WHAT YOU ARE ASKED TO DO:
Having read the records, set them all down exactly as they appear.

[DATA LISTING — start]

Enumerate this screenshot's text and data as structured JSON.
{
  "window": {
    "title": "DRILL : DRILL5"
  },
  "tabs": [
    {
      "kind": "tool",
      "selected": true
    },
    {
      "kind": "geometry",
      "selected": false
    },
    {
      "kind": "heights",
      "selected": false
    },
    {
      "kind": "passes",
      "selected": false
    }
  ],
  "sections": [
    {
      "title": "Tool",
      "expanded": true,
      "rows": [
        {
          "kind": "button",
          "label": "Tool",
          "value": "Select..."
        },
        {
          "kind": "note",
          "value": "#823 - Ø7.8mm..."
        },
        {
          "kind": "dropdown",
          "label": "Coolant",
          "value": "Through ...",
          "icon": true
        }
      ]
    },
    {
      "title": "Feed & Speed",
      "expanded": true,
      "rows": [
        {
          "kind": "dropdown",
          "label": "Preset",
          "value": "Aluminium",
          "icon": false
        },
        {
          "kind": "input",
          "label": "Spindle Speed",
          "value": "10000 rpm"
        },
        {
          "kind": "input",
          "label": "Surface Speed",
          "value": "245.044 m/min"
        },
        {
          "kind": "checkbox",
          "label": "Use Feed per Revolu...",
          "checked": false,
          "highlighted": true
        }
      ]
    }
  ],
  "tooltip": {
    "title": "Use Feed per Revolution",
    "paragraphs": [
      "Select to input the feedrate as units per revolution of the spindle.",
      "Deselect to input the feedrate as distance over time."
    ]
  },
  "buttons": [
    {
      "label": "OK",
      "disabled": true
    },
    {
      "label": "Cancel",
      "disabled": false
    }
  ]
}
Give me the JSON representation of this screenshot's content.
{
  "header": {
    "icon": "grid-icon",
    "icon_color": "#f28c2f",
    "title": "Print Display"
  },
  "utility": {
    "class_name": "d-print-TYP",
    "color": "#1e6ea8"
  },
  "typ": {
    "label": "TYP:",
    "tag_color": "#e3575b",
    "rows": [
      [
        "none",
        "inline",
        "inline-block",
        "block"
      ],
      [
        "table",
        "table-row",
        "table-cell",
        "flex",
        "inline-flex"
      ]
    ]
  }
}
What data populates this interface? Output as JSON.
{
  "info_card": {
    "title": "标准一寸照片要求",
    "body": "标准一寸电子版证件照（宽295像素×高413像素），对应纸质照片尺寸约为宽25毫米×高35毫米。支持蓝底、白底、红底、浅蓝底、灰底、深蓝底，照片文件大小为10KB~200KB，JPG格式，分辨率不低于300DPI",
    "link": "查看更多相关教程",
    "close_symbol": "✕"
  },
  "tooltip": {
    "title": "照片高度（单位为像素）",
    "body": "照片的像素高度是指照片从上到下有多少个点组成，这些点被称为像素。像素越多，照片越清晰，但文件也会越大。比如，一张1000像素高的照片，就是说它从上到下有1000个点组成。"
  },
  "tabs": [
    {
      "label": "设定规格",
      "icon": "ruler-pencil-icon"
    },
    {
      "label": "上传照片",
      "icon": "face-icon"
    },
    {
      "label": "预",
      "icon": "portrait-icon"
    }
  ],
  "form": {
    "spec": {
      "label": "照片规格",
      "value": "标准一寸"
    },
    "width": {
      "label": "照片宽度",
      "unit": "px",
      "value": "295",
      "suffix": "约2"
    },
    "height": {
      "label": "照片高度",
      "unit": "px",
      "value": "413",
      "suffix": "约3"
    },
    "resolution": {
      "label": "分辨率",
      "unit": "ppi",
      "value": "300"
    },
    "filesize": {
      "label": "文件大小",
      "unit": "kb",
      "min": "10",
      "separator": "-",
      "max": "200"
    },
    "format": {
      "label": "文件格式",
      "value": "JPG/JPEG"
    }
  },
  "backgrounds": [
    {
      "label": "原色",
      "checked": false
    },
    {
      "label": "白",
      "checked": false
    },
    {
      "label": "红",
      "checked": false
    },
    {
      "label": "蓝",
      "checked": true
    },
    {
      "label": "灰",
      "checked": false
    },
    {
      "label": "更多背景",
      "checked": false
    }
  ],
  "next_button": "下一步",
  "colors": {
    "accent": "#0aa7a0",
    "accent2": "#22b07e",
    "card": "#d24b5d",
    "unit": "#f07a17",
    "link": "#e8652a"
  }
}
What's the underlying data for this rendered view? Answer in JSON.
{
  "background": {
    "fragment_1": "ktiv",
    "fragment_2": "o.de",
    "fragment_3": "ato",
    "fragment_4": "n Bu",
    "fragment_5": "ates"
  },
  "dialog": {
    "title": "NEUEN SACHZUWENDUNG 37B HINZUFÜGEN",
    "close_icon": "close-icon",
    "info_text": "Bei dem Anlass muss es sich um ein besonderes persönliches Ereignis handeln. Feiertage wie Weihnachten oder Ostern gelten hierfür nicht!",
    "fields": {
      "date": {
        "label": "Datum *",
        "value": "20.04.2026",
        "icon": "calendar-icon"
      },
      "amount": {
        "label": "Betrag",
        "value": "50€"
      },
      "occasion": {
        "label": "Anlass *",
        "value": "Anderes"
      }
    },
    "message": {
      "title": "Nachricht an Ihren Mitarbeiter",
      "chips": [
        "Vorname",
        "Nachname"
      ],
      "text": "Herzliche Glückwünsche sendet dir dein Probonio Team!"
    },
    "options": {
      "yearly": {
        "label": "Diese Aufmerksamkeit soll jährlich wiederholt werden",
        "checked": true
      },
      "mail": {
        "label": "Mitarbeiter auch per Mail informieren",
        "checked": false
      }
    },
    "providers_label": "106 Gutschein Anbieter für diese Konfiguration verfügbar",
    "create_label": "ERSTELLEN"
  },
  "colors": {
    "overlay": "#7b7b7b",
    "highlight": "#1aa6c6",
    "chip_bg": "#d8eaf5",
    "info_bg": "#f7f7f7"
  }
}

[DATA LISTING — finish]

EXERCISE RESULT:
Enumerate this screenshot's text and data as structured JSON.
{
  "window": {
    "title": "DRILL : DRILL5"
  },
  "tabs": [
    {
      "kind": "tool",
      "selected": true
    },
    {
      "kind": "geometry",
      "selected": false
    },
    {
      "kind": "heights",
      "selected": false
    },
    {
      "kind": "passes",
      "selected": false
    }
  ],
  "sections": [
    {
      "title": "Tool",
      "expanded": true,
      "rows": [
        {
          "kind": "button",
          "label": "Tool",
          "value": "Select..."
        },
        {
          "kind": "note",
          "value": "#823 - Ø7.8mm..."
        },
        {
          "kind": "dropdown",
          "label": "Coolant",
          "value": "Through ...",
          "icon": true
        }
      ]
    },
    {
      "title": "Feed & Speed",
      "expanded": true,
      "rows": [
        {
          "kind": "dropdown",
          "label": "Preset",
          "value": "Aluminium",
          "icon": false
        },
        {
          "kind": "input",
          "label": "Spindle Speed",
          "value": "10000 rpm"
        },
        {
          "kind": "input",
          "label": "Surface Speed",
          "value": "245.044 m/min"
        },
        {
          "kind": "checkbox",
          "label": "Use Feed per Revolu...",
          "checked": false,
          "highlighted": true
        }
      ]
    }
  ],
  "tooltip": {
    "title": "Use Feed per Revolution",
    "paragraphs": [
      "Select to input the feedrate as units per revolution of the spindle.",
      "Deselect to input the feedrate as distance over time."
    ]
  },
  "buttons": [
    {
      "label": "OK",
      "disabled": true
    },
    {
      "label": "Cancel",
      "disabled": false
    }
  ]
}
Give me the JSON representation of this screenshot's content.
{
  "header": {
    "icon": "grid-icon",
    "icon_color": "#f28c2f",
    "title": "Print Display"
  },
  "utility": {
    "class_name": "d-print-TYP",
    "color": "#1e6ea8"
  },
  "typ": {
    "label": "TYP:",
    "tag_color": "#e3575b",
    "rows": [
      [
        "none",
        "inline",
        "inline-block",
        "block"
      ],
      [
        "table",
        "table-row",
        "table-cell",
        "flex",
        "inline-flex"
      ]
    ]
  }
}
What data populates this interface? Output as JSON.
{
  "info_card": {
    "title": "标准一寸照片要求",
    "body": "标准一寸电子版证件照（宽295像素×高413像素），对应纸质照片尺寸约为宽25毫米×高35毫米。支持蓝底、白底、红底、浅蓝底、灰底、深蓝底，照片文件大小为10KB~200KB，JPG格式，分辨率不低于300DPI",
    "link": "查看更多相关教程",
    "close_symbol": "✕"
  },
  "tooltip": {
    "title": "照片高度（单位为像素）",
    "body": "照片的像素高度是指照片从上到下有多少个点组成，这些点被称为像素。像素越多，照片越清晰，但文件也会越大。比如，一张1000像素高的照片，就是说它从上到下有1000个点组成。"
  },
  "tabs": [
    {
      "label": "设定规格",
      "icon": "ruler-pencil-icon"
    },
    {
      "label": "上传照片",
      "icon": "face-icon"
    },
    {
      "label": "预",
      "icon": "portrait-icon"
    }
  ],
  "form": {
    "spec": {
      "label": "照片规格",
      "value": "标准一寸"
    },
    "width": {
      "label": "照片宽度",
      "unit": "px",
      "value": "295",
      "suffix": "约2"
    },
    "height": {
      "label": "照片高度",
      "unit": "px",
      "value": "413",
      "suffix": "约3"
    },
    "resolution": {
      "label": "分辨率",
      "unit": "ppi",
      "value": "300"
    },
    "filesize": {
      "label": "文件大小",
      "unit": "kb",
      "min": "10",
      "separator": "-",
      "max": "200"
    },
    "format": {
      "label": "文件格式",
      "value": "JPG/JPEG"
    }
  },
  "backgrounds": [
    {
      "label": "原色",
      "checked": false
    },
    {
      "label": "白",
      "checked": false
    },
    {
      "label": "红",
      "checked": false
    },
    {
      "label": "蓝",
      "checked": true
    },
    {
      "label": "灰",
      "checked": false
    },
    {
      "label": "更多背景",
      "checked": false
    }
  ],
  "next_button": "下一步",
  "colors": {
    "accent": "#0aa7a0",
    "accent2": "#22b07e",
    "card": "#d24b5d",
    "unit": "#f07a17",
    "link": "#e8652a"
  }
}
What's the underlying data for this rendered view? Answer in JSON.
{
  "background": {
    "fragment_1": "ktiv",
    "fragment_2": "o.de",
    "fragment_3": "ato",
    "fragment_4": "n Bu",
    "fragment_5": "ates"
  },
  "dialog": {
    "title": "NEUEN SACHZUWENDUNG 37B HINZUFÜGEN",
    "close_icon": "close-icon",
    "info_text": "Bei dem Anlass muss es sich um ein besonderes persönliches Ereignis handeln. Feiertage wie Weihnachten oder Ostern gelten hierfür nicht!",
    "fields": {
      "date": {
        "label": "Datum *",
        "value": "20.04.2026",
        "icon": "calendar-icon"
      },
      "amount": {
        "label": "Betrag",
        "value": "50€"
      },
      "occasion": {
        "label": "Anlass *",
        "value": "Anderes"
      }
    },
    "message": {
      "title": "Nachricht an Ihren Mitarbeiter",
      "chips": [
        "Vorname",
        "Nachname"
      ],
      "text": "Herzliche Glückwünsche sendet dir dein Probonio Team!"
    },
    "options": {
      "yearly": {
        "label": "Diese Aufmerksamkeit soll jährlich wiederholt werden",
        "checked": true
      },
      "mail": {
        "label": "Mitarbeiter auch per Mail informieren",
        "checked": false
      }
    },
    "providers_label": "106 Gutschein Anbieter für diese Konfiguration verfügbar",
    "create_label": "ERSTELLEN"
  },
  "colors": {
    "overlay": "#7b7b7b",
    "highlight": "#1aa6c6",
    "chip_bg": "#d8eaf5",
    "info_bg": "#f7f7f7"
  }
}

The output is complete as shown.